CHICAGO — Greg Norman, a white-haired Australian who once stalked great white sharks, has tested the waters of golf's grand slam events and has set his sights on winning them all in 1987.
Norman won only the British Open last year but was in contention in the others and came as close as anyone in the past several years to winning all four in the same season. Norman wound up earning $653,000 in PGA prize money despite taking off most of the fall season. Including international events, he topped the $1 million mark in earnings.
"I set my goals at the practice tee. One of my goals right now is to win the slam. I know it's feasible and I think I can do it," he says. "I don't know if I'll do it but I think it's in range."
Norman insists he doesn't plan to gear his entire schedule around the Masters, U.S. Open, British Open and PGA.
"No, but I'm going to try this year to take one week off before each of those tourneys," he says. "I'll practice sidehill lies, putting and other things, based on the courses where the majors are at this year."
Norman was accused by critics of choking at the majors last year. They also suggested he blew leads at the U.S. Open and PGA because he couldn't stand the pressure. Norman rejects that theory.
"I can do better. So much depends on what you want out of things. I want to get the most out of my professional career for 25 years. There's no limit to it," he says.
Norman, who ranked near the top of most statistical categories kept by the PGA last year, will be busy as usual in 1987.
"I'm playing 19 tourneys, the exact same schedule as I did last year. Four or five in Europe, a couple of tourneys in Australia," he says. "The same as I've done for the past 10 years or so."
Norman says the international traveling hasn't bothered him or affected his play.
"The only mistake I made last year was playing that nine weeks in a row," Norman says. "I've never done it before and I guess you have to do it once to learn that you can't do it ever again."
Norman says he enjoyed the learning experience, even if it did affect his play on the tour. The key is to know when to schedule rest periods.
"It's like anything. You don't know how far you can push yourself until you do it," he says. "I didn't mind playing nine weeks in a row. The problem was that I didn't get enough rest. In Australia, four or five nights I was going out at banquets or award dinners. That was what killed me."
The demands on Norman have grown along with his earnings. Demands for him to speak, attend clinics and just handle the celebrity status are a problem for someone who still relishes his home life.
"Everyone wants a piece of the pie," he says. "You basically have to screen it. I work on the Children's Hospital projects, anything to do with kids I will do because I feel for them. It is a little harder to be selective. I want to do everything I can."
Because he insists on competing internationally and in his native Australia, the demands on Norman's time are probably greater than on some of the other superstars on the tour.

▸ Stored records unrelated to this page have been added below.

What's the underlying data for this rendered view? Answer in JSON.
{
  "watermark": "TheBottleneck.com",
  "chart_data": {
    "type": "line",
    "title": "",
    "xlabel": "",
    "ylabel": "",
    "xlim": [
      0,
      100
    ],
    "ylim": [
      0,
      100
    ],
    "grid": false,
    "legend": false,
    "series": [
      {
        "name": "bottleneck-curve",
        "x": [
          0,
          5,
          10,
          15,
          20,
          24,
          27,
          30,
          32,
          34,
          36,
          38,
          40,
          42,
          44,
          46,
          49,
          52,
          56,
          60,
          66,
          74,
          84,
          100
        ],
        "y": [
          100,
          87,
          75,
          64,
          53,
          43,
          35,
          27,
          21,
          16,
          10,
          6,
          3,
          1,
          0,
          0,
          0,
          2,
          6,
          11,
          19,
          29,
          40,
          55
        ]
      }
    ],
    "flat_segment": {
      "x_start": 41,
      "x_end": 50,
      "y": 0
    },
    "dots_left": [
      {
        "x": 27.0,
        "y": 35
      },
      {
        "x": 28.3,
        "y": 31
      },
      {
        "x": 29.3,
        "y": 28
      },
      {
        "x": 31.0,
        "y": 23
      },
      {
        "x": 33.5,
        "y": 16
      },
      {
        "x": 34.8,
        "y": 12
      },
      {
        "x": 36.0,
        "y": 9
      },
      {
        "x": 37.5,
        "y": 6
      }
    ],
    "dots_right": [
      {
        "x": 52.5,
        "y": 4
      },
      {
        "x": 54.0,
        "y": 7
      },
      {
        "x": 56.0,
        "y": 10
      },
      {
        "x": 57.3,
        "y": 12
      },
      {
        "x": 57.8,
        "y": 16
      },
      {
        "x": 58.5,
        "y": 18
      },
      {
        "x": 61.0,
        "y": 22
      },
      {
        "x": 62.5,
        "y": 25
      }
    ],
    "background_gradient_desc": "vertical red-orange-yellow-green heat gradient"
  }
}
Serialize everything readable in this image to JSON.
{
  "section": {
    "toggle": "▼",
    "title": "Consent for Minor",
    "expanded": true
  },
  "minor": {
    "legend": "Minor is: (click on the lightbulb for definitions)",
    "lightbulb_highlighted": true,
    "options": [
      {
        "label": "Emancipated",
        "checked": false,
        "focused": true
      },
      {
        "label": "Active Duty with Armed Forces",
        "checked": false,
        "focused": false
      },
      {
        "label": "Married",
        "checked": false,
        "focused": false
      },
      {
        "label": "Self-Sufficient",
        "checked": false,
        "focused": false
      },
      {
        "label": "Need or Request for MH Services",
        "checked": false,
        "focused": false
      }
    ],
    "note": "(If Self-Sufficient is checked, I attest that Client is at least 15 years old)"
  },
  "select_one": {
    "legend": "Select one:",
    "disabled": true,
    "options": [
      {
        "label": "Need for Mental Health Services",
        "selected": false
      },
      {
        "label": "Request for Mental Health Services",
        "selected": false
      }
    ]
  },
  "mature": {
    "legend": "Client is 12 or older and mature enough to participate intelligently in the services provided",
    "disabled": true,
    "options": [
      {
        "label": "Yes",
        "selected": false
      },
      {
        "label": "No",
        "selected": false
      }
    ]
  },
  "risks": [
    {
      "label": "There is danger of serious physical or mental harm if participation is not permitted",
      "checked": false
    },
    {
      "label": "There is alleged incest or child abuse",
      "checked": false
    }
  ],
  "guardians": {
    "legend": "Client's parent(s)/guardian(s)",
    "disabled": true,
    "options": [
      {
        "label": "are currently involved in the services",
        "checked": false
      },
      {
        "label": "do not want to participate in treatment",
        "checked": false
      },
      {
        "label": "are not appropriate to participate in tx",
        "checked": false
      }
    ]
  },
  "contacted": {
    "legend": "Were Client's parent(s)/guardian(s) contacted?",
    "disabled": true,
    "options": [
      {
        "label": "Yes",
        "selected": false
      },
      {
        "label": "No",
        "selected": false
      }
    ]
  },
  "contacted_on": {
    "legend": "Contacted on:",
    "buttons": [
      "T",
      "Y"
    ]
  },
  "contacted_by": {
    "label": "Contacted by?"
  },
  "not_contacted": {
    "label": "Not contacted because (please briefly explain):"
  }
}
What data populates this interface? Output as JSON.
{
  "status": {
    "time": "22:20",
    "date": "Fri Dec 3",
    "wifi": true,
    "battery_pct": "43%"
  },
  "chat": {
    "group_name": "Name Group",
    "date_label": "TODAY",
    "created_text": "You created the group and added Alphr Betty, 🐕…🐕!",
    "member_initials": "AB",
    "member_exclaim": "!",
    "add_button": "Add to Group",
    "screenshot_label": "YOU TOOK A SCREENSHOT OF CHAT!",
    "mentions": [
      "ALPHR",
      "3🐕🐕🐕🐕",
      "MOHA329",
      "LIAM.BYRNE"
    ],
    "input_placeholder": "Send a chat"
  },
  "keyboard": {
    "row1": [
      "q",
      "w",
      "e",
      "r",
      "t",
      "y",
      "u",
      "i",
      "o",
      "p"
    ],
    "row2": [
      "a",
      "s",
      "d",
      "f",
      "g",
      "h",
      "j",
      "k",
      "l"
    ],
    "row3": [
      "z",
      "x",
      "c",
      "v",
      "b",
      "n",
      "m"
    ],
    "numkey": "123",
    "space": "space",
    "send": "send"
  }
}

"Oh sure. You have to play it by ear and go by feel," he said. "I determine it by trying to help the people who helped me. I like certain golf courses, that's a determining factor. You want to feel comfortable not only with the course but with the people and the atmosphere."
Norman maintains he still has such a love for the game he can't envision the time when he will want to cut back and appear at only selected tournaments like a Jack Nicklaus.
"I probably will eventually, but I'm not thinking about that right now," he says. "I enjoy it so much still."
Returning to Australia is a joy for Norman, who now resides near Orlando, Fla.
"It's still a lot of fun to go back home," he says. "The private life is tough because you're in a hotel and you don't have much time by yourself. I guess on the other hand it's a real lift for me."
However, his countrymen have probably not grasped the level of success he has achieved both in the United States and worldwide.
"I don't think they have, I guess. It's hard for anyone to grasp anything worldwide anymore. I guess only you and your best friends can appreciate it," Norman says.